» What you will do
Pull out all lines from the listing below in which the word "builder" appears.
########
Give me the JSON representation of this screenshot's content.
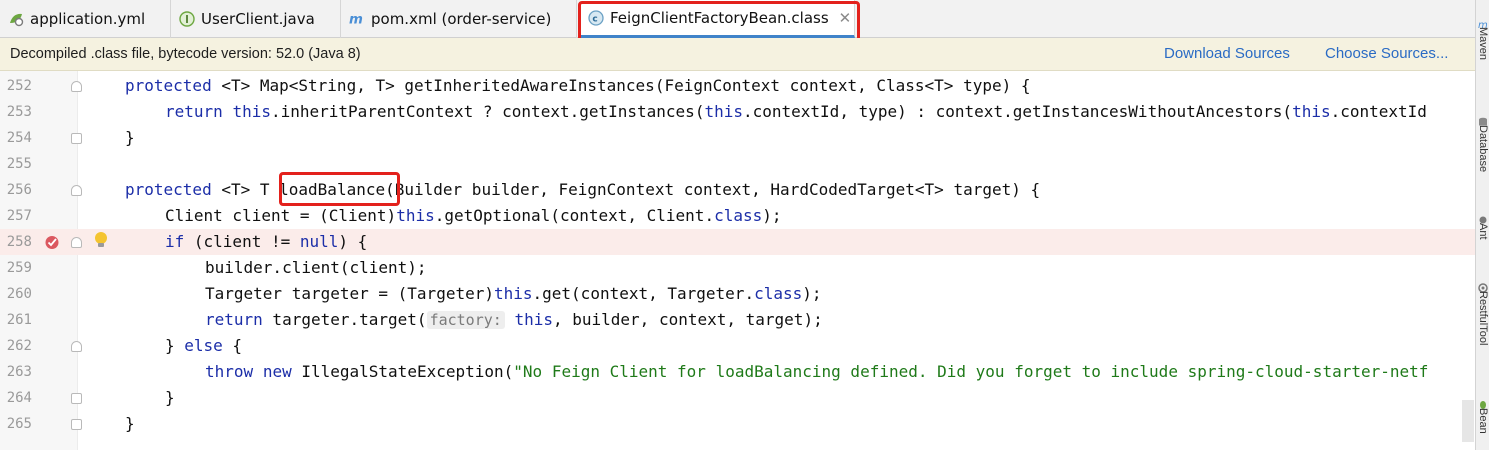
{
  "tabs": [
    {
      "label": "application.yml",
      "icon": "yaml-file-icon"
    },
    {
      "label": "UserClient.java",
      "icon": "interface-file-icon"
    },
    {
      "label": "pom.xml (order-service)",
      "icon": "maven-file-icon"
    },
    {
      "label": "FeignClientFactoryBean.class",
      "icon": "class-file-icon",
      "active": true
    }
  ],
  "close_glyph": "✕",
  "banner": {
    "message": "Decompiled .class file, bytecode version: 52.0 (Java 8)",
    "download_sources": "Download Sources",
    "choose_sources": "Choose Sources..."
  },
  "editor": {
    "highlight_line": "258",
    "lines": [
      {
        "num": "252"
      },
      {
        "num": "253"
      },
      {
        "num": "254"
      },
      {
        "num": "255"
      },
      {
        "num": "256"
      },
      {
        "num": "257"
      },
      {
        "num": "258"
      },
      {
        "num": "259"
      },
      {
        "num": "260"
      },
      {
        "num": "261"
      },
      {
        "num": "262"
      },
      {
        "num": "263"
      },
      {
        "num": "264"
      },
      {
        "num": "265"
      }
    ],
    "tokens": {
      "l252_kw": "protected",
      "l252_rest": " <T> Map<String, T> getInheritedAwareInstances(FeignContext context, Class<T> type) {",
      "l253_kw": "return",
      "l253_this1": "this",
      "l253_mid": ".inheritParentContext ? context.getInstances(",
      "l253_this2": "this",
      "l253_mid2": ".contextId, type) : context.getInstancesWithoutAncestors(",
      "l253_this3": "this",
      "l253_end": ".contextId",
      "l254": "}",
      "l256_kw": "protected",
      "l256_pre": " <T> T ",
      "l256_method": "loadBalance",
      "l256_rest": "(Builder builder, FeignContext context, HardCodedTarget<T> target) {",
      "l257_pre": "Client client = (Client)",
      "l257_this": "this",
      "l257_mid": ".getOptional(context, Client.",
      "l257_class": "class",
      "l257_end": ");",
      "l258_if": "if",
      "l258_mid": " (client != ",
      "l258_null": "null",
      "l258_end": ") {",
      "l259": "builder.client(client);",
      "l260_pre": "Targeter targeter = (Targeter)",
      "l260_this": "this",
      "l260_mid": ".get(context, Targeter.",
      "l260_class": "class",
      "l260_end": ");",
      "l261_kw": "return",
      "l261_pre": " targeter.target(",
      "l261_hint": "factory:",
      "l261_this": "this",
      "l261_end": ", builder, context, target);",
      "l262_pre": "} ",
      "l262_else": "else",
      "l262_end": " {",
      "l263_throw": "throw",
      "l263_new": "new",
      "l263_pre": " IllegalStateException(",
      "l263_str": "\"No Feign Client for loadBalancing defined. Did you forget to include spring-cloud-starter-netf",
      "l264": "}",
      "l265": "}"
    }
  },
  "right_tools": [
    {
      "label": "Maven",
      "icon": "maven-icon"
    },
    {
      "label": "Database",
      "icon": "database-icon"
    },
    {
      "label": "Ant",
      "icon": "ant-icon"
    },
    {
      "label": "RestfulTool",
      "icon": "restful-tool-icon"
    },
    {
      "label": "Bean",
      "icon": "bean-icon"
    }
  ],
  "colors": {
    "keyword": "#1c2ea8",
    "string": "#1f7a19",
    "link": "#2a6bc4",
    "annotation_box": "#e3211c",
    "breakpoint_line": "#fbecea"
  }
}
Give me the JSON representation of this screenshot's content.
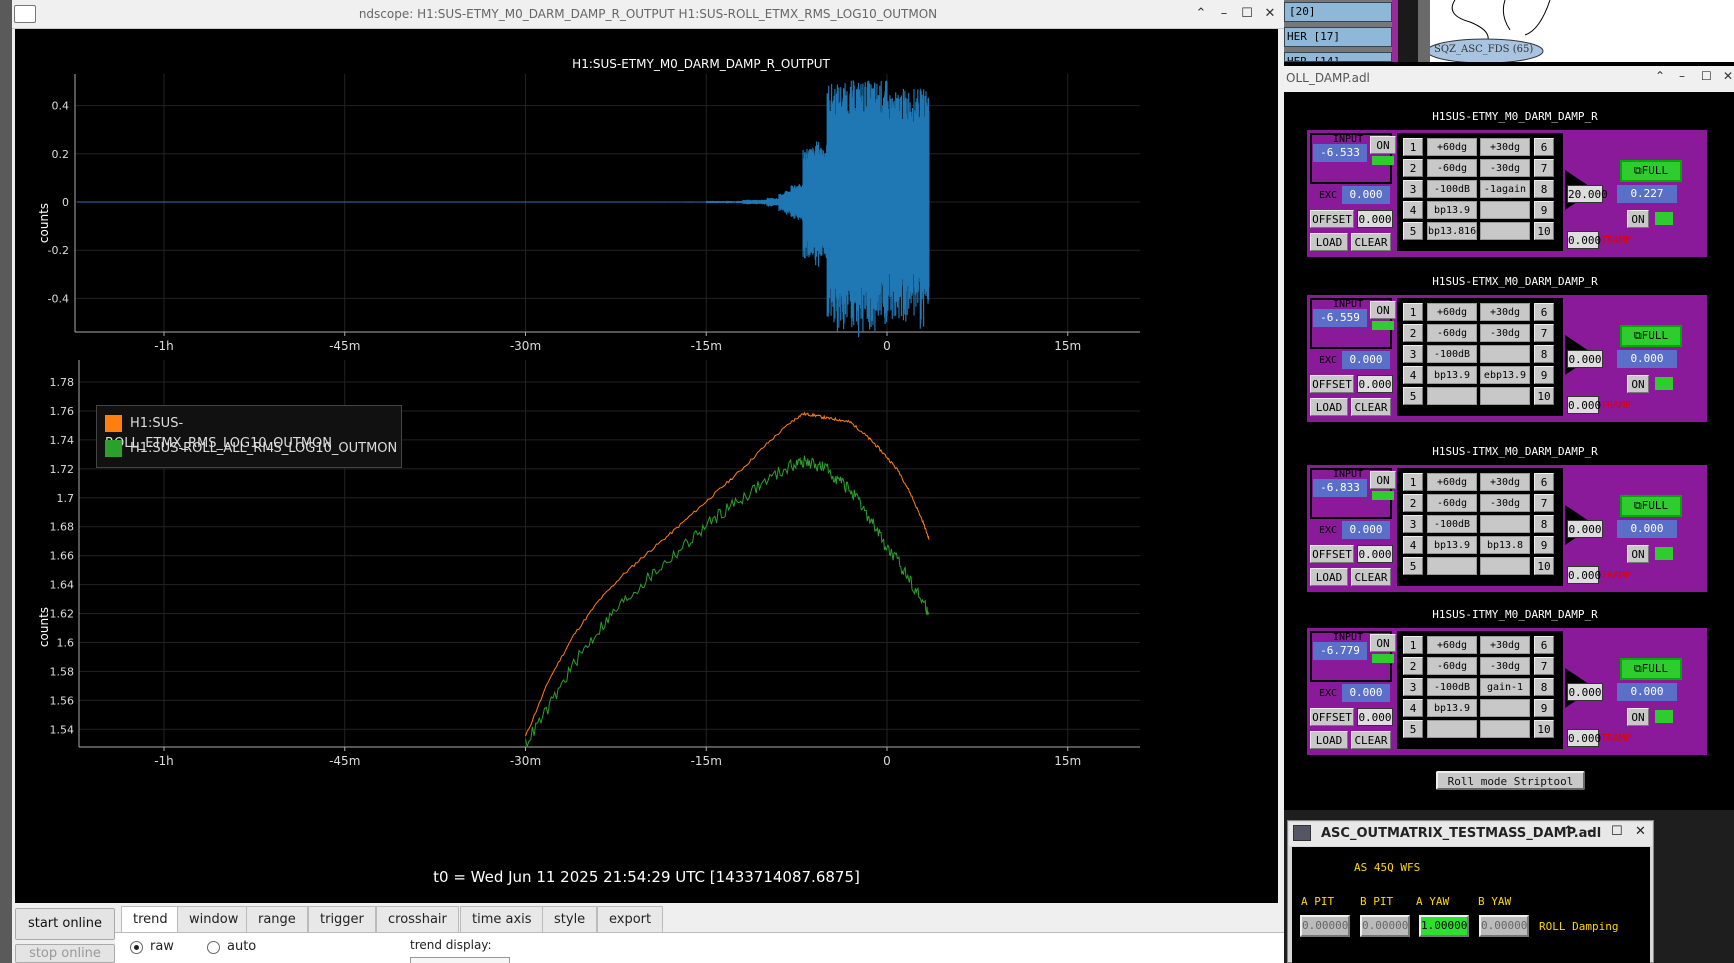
{
  "window": {
    "title": "ndscope: H1:SUS-ETMY_M0_DARM_DAMP_R_OUTPUT H1:SUS-ROLL_ETMX_RMS_LOG10_OUTMON"
  },
  "plot1": {
    "title": "H1:SUS-ETMY_M0_DARM_DAMP_R_OUTPUT",
    "ylabel": "counts",
    "yticks": [
      "0.4",
      "0.2",
      "0",
      "-0.2",
      "-0.4"
    ],
    "xticks": [
      "-1h",
      "-45m",
      "-30m",
      "-15m",
      "0",
      "15m"
    ]
  },
  "plot2": {
    "ylabel": "counts",
    "yticks": [
      "1.78",
      "1.76",
      "1.74",
      "1.72",
      "1.7",
      "1.68",
      "1.66",
      "1.64",
      "1.62",
      "1.6",
      "1.58",
      "1.56",
      "1.54"
    ],
    "xticks": [
      "-1h",
      "-45m",
      "-30m",
      "-15m",
      "0",
      "15m"
    ],
    "legend": [
      {
        "name": "H1:SUS-ROLL_ETMX_RMS_LOG10_OUTMON",
        "color": "#ff7f0e"
      },
      {
        "name": "H1:SUS-ROLL_ALL_RMS_LOG10_OUTMON",
        "color": "#2ca02c"
      }
    ]
  },
  "chart_data": [
    {
      "type": "line",
      "title": "H1:SUS-ETMY_M0_DARM_DAMP_R_OUTPUT",
      "ylabel": "counts",
      "x_unit": "minutes relative to t0",
      "xlim": [
        -65,
        20
      ],
      "ylim": [
        -0.5,
        0.5
      ],
      "series": [
        {
          "name": "H1:SUS-ETMY_M0_DARM_DAMP_R_OUTPUT",
          "color": "#1f77b4",
          "envelope_x": [
            -20,
            -15,
            -12,
            -10,
            -9,
            -8.5,
            -8,
            -7,
            -6,
            -5.5,
            -5,
            -3,
            0,
            1,
            3.5
          ],
          "envelope_amp": [
            0.002,
            0.004,
            0.008,
            0.015,
            0.03,
            0.04,
            0.065,
            0.2,
            0.22,
            0.21,
            0.43,
            0.44,
            0.4,
            0.41,
            0.38
          ]
        }
      ]
    },
    {
      "type": "line",
      "ylabel": "counts",
      "xlim": [
        -65,
        20
      ],
      "ylim": [
        1.53,
        1.79
      ],
      "series": [
        {
          "name": "H1:SUS-ROLL_ETMX_RMS_LOG10_OUTMON",
          "color": "#ff7f0e",
          "x": [
            -30,
            -28,
            -26,
            -24,
            -22,
            -20,
            -18,
            -16,
            -14,
            -12,
            -10,
            -8,
            -7,
            -6,
            -5,
            -4,
            -3,
            -2,
            -1,
            0,
            1,
            2,
            3,
            3.5
          ],
          "y": [
            1.535,
            1.575,
            1.605,
            1.628,
            1.646,
            1.661,
            1.675,
            1.69,
            1.705,
            1.72,
            1.737,
            1.752,
            1.758,
            1.757,
            1.755,
            1.754,
            1.752,
            1.745,
            1.737,
            1.728,
            1.718,
            1.702,
            1.683,
            1.671
          ]
        },
        {
          "name": "H1:SUS-ROLL_ALL_RMS_LOG10_OUTMON",
          "color": "#2ca02c",
          "x": [
            -30,
            -28,
            -26,
            -24,
            -22,
            -20,
            -18,
            -16,
            -14,
            -12,
            -10,
            -8,
            -7,
            -6,
            -5,
            -4,
            -3,
            -2,
            -1,
            0,
            1,
            2,
            3,
            3.5
          ],
          "y": [
            1.53,
            1.556,
            1.585,
            1.608,
            1.627,
            1.643,
            1.658,
            1.673,
            1.688,
            1.7,
            1.712,
            1.722,
            1.725,
            1.723,
            1.72,
            1.712,
            1.705,
            1.692,
            1.68,
            1.665,
            1.655,
            1.642,
            1.628,
            1.62
          ]
        }
      ]
    }
  ],
  "t0": "t0 = Wed Jun 11 2025 21:54:29 UTC [1433714087.6875]",
  "controls": {
    "start_online": "start online",
    "stop_online": "stop online",
    "tabs": [
      "trend",
      "window",
      "range",
      "trigger",
      "crosshair",
      "time axis",
      "style",
      "export"
    ],
    "raw": "raw",
    "auto": "auto",
    "trend_display": "trend display:"
  },
  "medm": {
    "top_items": [
      "[20]",
      "HER  [17]",
      "HER  [14]"
    ],
    "top_node": "SQZ_ASC_FDS (65)",
    "title": "OLL_DAMP.adl",
    "banks": [
      {
        "name": "H1SUS-ETMY_M0_DARM_DAMP_R",
        "input": "-6.533",
        "exc": "0.000",
        "offset": "0.000",
        "gain": "20.000",
        "tramp": "0.000",
        "out": "0.227",
        "filters": [
          "+60dg",
          "-60dg",
          "-100dB",
          "bp13.9",
          "bp13.816"
        ],
        "filters2": [
          "+30dg",
          "-30dg",
          "-1again",
          "",
          ""
        ]
      },
      {
        "name": "H1SUS-ETMX_M0_DARM_DAMP_R",
        "input": "-6.559",
        "exc": "0.000",
        "offset": "0.000",
        "gain": "0.000",
        "tramp": "0.000",
        "out": "0.000",
        "filters": [
          "+60dg",
          "-60dg",
          "-100dB",
          "bp13.9",
          ""
        ],
        "filters2": [
          "+30dg",
          "-30dg",
          "",
          "ebp13.9",
          ""
        ]
      },
      {
        "name": "H1SUS-ITMX_M0_DARM_DAMP_R",
        "input": "-6.833",
        "exc": "0.000",
        "offset": "0.000",
        "gain": "0.000",
        "tramp": "0.000",
        "out": "0.000",
        "filters": [
          "+60dg",
          "-60dg",
          "-100dB",
          "bp13.9",
          ""
        ],
        "filters2": [
          "+30dg",
          "-30dg",
          "",
          "bp13.8",
          ""
        ]
      },
      {
        "name": "H1SUS-ITMY_M0_DARM_DAMP_R",
        "input": "-6.779",
        "exc": "0.000",
        "offset": "0.000",
        "gain": "0.000",
        "tramp": "0.000",
        "out": "0.000",
        "filters": [
          "+60dg",
          "-60dg",
          "-100dB",
          "bp13.9",
          ""
        ],
        "filters2": [
          "+30dg",
          "-30dg",
          "gain-1",
          "",
          ""
        ]
      }
    ],
    "labels": {
      "input": "INPUT",
      "on": "ON",
      "exc": "EXC",
      "offset": "OFFSET",
      "load": "LOAD",
      "clear": "CLEAR",
      "full": "FULL",
      "tramp": "TRAMP"
    },
    "striptool": "Roll mode Striptool"
  },
  "asc": {
    "title": "ASC_OUTMATRIX_TESTMASS_DAMP.adl",
    "subtitle": "AS 45Q WFS",
    "cols": [
      "A PIT",
      "B PIT",
      "A YAW",
      "B YAW"
    ],
    "values": [
      "0.00000",
      "0.00000",
      "1.00000",
      "0.00000"
    ],
    "row_label": "ROLL Damping"
  }
}
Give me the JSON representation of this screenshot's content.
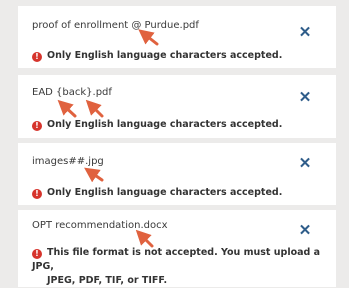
{
  "files": [
    {
      "name": "proof of enrollment @ Purdue.pdf",
      "error": "Only English language characters accepted.",
      "remove_icon": "close-icon",
      "remove_glyph": "✕"
    },
    {
      "name": "EAD {back}.pdf",
      "error": "Only English language characters accepted.",
      "remove_icon": "close-icon",
      "remove_glyph": "✕"
    },
    {
      "name": "images##.jpg",
      "error": "Only English language characters accepted.",
      "remove_icon": "close-icon",
      "remove_glyph": "✕"
    },
    {
      "name": "OPT recommendation.docx",
      "error_line1": "This file format is not accepted. You must upload a JPG,",
      "error_line2": "JPEG, PDF, TIF, or TIFF.",
      "remove_icon": "close-icon",
      "remove_glyph": "✕"
    }
  ],
  "error_icon_glyph": "!",
  "colors": {
    "accent": "#2f5d8a",
    "error": "#d6342c",
    "annotation_arrow": "#e0623f",
    "background": "#ecebea"
  }
}
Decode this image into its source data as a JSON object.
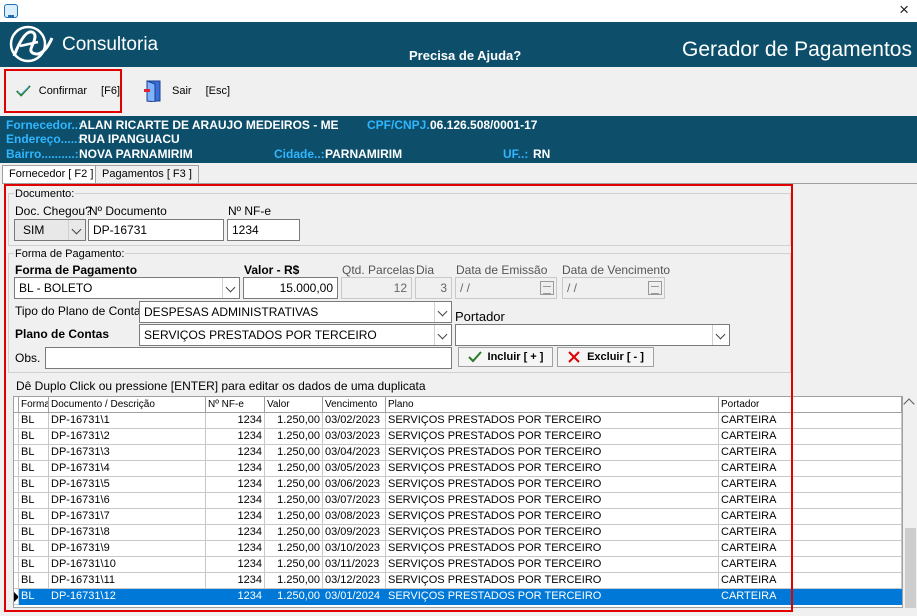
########
» Answer below
      "l256_rest": "(Builder builder, FeignContext context, HardCodedTarget<T> target) {",
      "l259": "builder.client(client);",
      "l261_end": ", builder, context, target);",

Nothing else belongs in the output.